Top of Excerpted data
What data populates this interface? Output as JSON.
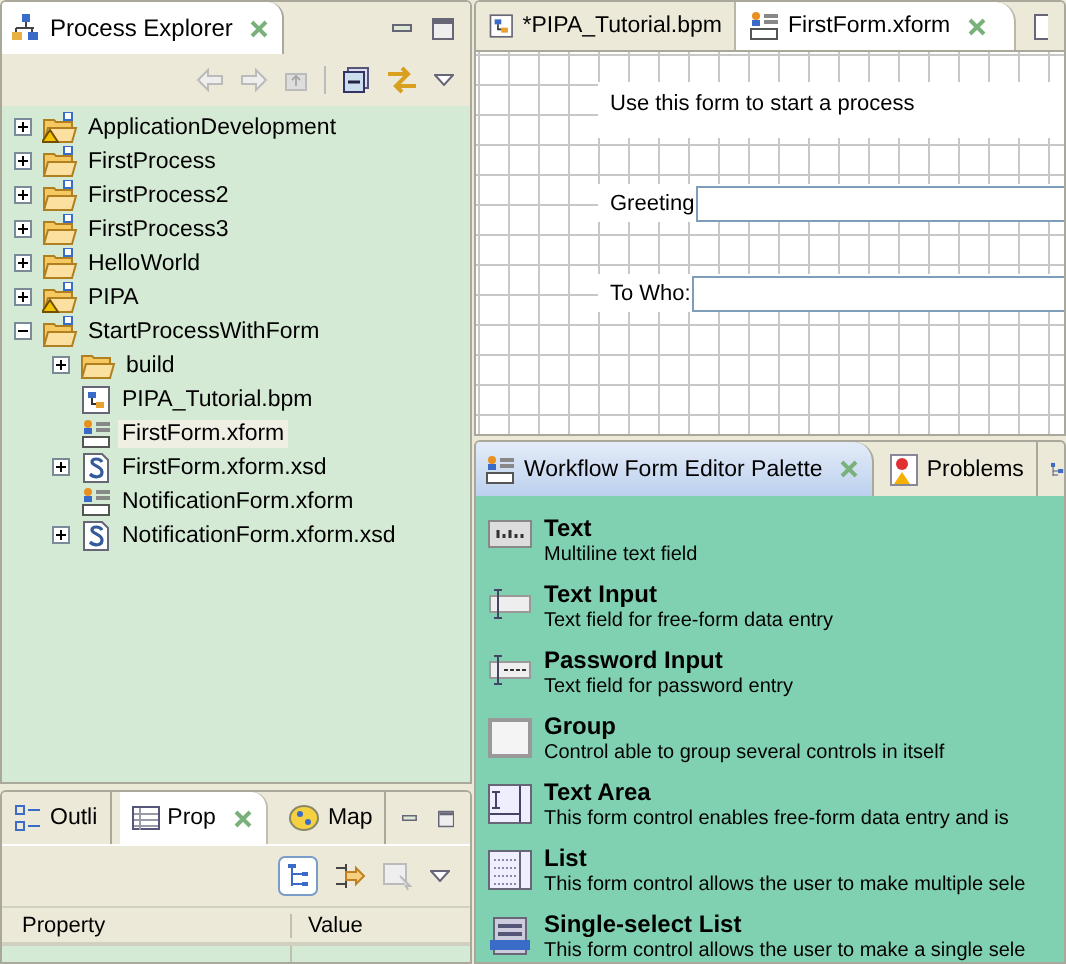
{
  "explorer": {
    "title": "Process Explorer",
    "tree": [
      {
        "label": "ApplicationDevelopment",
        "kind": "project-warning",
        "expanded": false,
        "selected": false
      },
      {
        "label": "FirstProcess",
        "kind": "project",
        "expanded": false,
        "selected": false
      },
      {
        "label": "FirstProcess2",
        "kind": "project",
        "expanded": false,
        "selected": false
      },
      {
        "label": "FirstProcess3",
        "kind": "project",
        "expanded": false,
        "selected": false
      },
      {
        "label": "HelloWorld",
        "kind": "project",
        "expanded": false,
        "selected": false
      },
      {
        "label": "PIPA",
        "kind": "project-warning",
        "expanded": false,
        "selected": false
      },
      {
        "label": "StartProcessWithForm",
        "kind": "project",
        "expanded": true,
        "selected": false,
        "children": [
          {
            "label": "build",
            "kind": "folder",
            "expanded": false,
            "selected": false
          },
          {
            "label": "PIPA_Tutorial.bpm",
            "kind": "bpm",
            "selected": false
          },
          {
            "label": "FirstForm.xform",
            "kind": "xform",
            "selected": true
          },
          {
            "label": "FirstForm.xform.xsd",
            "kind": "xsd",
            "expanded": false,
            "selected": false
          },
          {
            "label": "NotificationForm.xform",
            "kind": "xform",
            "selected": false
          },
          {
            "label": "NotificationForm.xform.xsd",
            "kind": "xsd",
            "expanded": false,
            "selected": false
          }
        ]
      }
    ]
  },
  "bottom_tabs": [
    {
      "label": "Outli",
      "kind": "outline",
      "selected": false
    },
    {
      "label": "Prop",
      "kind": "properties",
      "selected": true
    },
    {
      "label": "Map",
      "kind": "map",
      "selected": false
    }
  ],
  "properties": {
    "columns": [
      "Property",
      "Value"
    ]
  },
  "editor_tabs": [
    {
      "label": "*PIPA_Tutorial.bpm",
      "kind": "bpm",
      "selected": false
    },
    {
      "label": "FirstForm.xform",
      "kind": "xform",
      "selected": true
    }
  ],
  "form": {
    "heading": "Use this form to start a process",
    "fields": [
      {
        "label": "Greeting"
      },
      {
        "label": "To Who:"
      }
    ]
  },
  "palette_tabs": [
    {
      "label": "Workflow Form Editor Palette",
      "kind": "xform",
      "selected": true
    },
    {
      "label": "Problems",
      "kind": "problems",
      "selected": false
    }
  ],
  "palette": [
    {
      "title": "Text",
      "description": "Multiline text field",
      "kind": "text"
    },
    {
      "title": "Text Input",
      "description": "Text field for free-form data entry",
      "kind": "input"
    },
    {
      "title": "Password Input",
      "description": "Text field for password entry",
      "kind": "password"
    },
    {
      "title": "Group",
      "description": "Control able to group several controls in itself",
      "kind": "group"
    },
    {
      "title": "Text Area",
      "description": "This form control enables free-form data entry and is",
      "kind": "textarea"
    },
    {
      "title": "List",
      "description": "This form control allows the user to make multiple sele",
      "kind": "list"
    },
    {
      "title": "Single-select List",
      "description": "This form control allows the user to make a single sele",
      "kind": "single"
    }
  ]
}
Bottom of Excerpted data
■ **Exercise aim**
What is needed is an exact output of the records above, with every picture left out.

■ **Your response**
What data populates this interface? Output as JSON.
{
  "explorer": {
    "title": "Process Explorer",
    "tree": [
      {
        "label": "ApplicationDevelopment",
        "kind": "project-warning",
        "expanded": false,
        "selected": false
      },
      {
        "label": "FirstProcess",
        "kind": "project",
        "expanded": false,
        "selected": false
      },
      {
        "label": "FirstProcess2",
        "kind": "project",
        "expanded": false,
        "selected": false
      },
      {
        "label": "FirstProcess3",
        "kind": "project",
        "expanded": false,
        "selected": false
      },
      {
        "label": "HelloWorld",
        "kind": "project",
        "expanded": false,
        "selected": false
      },
      {
        "label": "PIPA",
        "kind": "project-warning",
        "expanded": false,
        "selected": false
      },
      {
        "label": "StartProcessWithForm",
        "kind": "project",
        "expanded": true,
        "selected": false,
        "children": [
          {
            "label": "build",
            "kind": "folder",
            "expanded": false,
            "selected": false
          },
          {
            "label": "PIPA_Tutorial.bpm",
            "kind": "bpm",
            "selected": false
          },
          {
            "label": "FirstForm.xform",
            "kind": "xform",
            "selected": true
          },
          {
            "label": "FirstForm.xform.xsd",
            "kind": "xsd",
            "expanded": false,
            "selected": false
          },
          {
            "label": "NotificationForm.xform",
            "kind": "xform",
            "selected": false
          },
          {
            "label": "NotificationForm.xform.xsd",
            "kind": "xsd",
            "expanded": false,
            "selected": false
          }
        ]
      }
    ]
  },
  "bottom_tabs": [
    {
      "label": "Outli",
      "kind": "outline",
      "selected": false
    },
    {
      "label": "Prop",
      "kind": "properties",
      "selected": true
    },
    {
      "label": "Map",
      "kind": "map",
      "selected": false
    }
  ],
  "properties": {
    "columns": [
      "Property",
      "Value"
    ]
  },
  "editor_tabs": [
    {
      "label": "*PIPA_Tutorial.bpm",
      "kind": "bpm",
      "selected": false
    },
    {
      "label": "FirstForm.xform",
      "kind": "xform",
      "selected": true
    }
  ],
  "form": {
    "heading": "Use this form to start a process",
    "fields": [
      {
        "label": "Greeting"
      },
      {
        "label": "To Who:"
      }
    ]
  },
  "palette_tabs": [
    {
      "label": "Workflow Form Editor Palette",
      "kind": "xform",
      "selected": true
    },
    {
      "label": "Problems",
      "kind": "problems",
      "selected": false
    }
  ],
  "palette": [
    {
      "title": "Text",
      "description": "Multiline text field",
      "kind": "text"
    },
    {
      "title": "Text Input",
      "description": "Text field for free-form data entry",
      "kind": "input"
    },
    {
      "title": "Password Input",
      "description": "Text field for password entry",
      "kind": "password"
    },
    {
      "title": "Group",
      "description": "Control able to group several controls in itself",
      "kind": "group"
    },
    {
      "title": "Text Area",
      "description": "This form control enables free-form data entry and is",
      "kind": "textarea"
    },
    {
      "title": "List",
      "description": "This form control allows the user to make multiple sele",
      "kind": "list"
    },
    {
      "title": "Single-select List",
      "description": "This form control allows the user to make a single sele",
      "kind": "single"
    }
  ]
}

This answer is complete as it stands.